Americans’ attitudes have changed along with the proliferation of bans on gender-affirming care for minors too. When PRRI first asked whether Americans support “[l]aws that prevent parents from allowing their child to receive medical care for a gender transition” in September 2022, only three states had passed bans into law. At that time, 44% of Americans favored this type of restriction on medical care. When PRRI asked the question again most recently in September 2023, seven more states had passed bans and 13 more states would pass them in the following months. In that time, Americans had become 5 percentage points more likely to favor those bans (49%).

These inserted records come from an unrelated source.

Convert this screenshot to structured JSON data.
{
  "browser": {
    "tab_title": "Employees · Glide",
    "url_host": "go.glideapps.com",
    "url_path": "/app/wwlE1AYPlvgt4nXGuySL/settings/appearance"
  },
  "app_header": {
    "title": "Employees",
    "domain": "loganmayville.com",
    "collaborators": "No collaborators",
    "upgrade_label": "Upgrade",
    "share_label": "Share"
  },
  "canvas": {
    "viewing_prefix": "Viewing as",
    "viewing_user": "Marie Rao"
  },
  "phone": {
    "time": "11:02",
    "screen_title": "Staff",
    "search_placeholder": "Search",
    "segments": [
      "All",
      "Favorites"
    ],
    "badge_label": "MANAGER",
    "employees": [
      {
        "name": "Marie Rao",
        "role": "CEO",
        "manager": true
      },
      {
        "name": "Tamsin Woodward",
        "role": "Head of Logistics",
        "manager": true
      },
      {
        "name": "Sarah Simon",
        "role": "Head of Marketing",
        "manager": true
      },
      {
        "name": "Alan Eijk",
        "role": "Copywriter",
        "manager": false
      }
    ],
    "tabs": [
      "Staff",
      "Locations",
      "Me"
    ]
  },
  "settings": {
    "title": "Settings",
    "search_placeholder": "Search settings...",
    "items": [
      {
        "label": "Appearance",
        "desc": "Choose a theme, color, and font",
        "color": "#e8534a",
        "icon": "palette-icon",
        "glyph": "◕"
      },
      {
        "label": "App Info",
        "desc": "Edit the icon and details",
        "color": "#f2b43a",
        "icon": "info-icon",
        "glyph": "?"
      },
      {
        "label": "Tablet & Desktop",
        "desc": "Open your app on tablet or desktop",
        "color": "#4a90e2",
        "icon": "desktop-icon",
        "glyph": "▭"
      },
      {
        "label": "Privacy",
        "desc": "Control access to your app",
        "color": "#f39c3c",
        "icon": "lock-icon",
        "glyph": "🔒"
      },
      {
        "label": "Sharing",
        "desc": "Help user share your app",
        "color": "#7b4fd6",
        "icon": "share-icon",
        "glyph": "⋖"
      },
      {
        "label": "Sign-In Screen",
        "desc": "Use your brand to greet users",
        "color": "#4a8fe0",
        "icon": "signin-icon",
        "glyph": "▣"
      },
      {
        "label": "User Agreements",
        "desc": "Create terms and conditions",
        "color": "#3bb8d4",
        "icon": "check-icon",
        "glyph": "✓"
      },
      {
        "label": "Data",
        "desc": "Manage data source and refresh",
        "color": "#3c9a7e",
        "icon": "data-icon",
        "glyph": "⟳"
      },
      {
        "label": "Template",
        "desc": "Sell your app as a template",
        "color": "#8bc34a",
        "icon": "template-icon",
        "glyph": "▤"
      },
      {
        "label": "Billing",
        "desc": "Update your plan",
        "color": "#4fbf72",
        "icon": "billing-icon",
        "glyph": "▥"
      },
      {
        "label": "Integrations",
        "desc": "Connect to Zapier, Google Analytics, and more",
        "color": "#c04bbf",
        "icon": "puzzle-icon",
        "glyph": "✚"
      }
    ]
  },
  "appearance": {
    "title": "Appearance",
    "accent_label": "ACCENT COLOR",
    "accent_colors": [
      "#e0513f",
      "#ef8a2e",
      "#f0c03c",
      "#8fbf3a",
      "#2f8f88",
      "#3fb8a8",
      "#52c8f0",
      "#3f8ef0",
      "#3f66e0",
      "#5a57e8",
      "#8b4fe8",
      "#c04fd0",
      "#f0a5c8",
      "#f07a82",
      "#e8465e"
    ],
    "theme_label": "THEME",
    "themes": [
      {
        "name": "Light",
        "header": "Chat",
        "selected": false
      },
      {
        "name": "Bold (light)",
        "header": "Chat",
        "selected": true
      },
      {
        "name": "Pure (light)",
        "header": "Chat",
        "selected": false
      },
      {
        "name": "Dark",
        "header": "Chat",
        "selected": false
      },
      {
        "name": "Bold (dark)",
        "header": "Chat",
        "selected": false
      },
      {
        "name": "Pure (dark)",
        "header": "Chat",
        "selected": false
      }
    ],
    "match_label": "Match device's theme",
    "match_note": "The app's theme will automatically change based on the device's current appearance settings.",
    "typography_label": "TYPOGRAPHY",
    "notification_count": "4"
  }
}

Again, these results are driven primarily by Republicans. More than seven in ten Republicans (72%) favored these laws in 2023, up from 61% in 2022. Democrats also became more likely to favor these laws, from 22% in 2022 to 28% in 2023, while independents remained fairly stable during this period (46% in 2022 and 49% in 2023).

It is important to note that the survey question uses the term “child,” despite the fact that many gender-affirming care practices are clinically restricted to adolescents, who are also affected by gender-affirming care bans for minors. Child patients tend to receive either therapeutic assistance with social transition and/or puberty-suppressing medications, whereas hormonal replacement therapies and surgical interventions are almost exclusively reserved for adolescents and adults. If a respondent approves of gender-affirming care for adolescents but not for children, this wording could skew respondents’ answers toward favoring bans.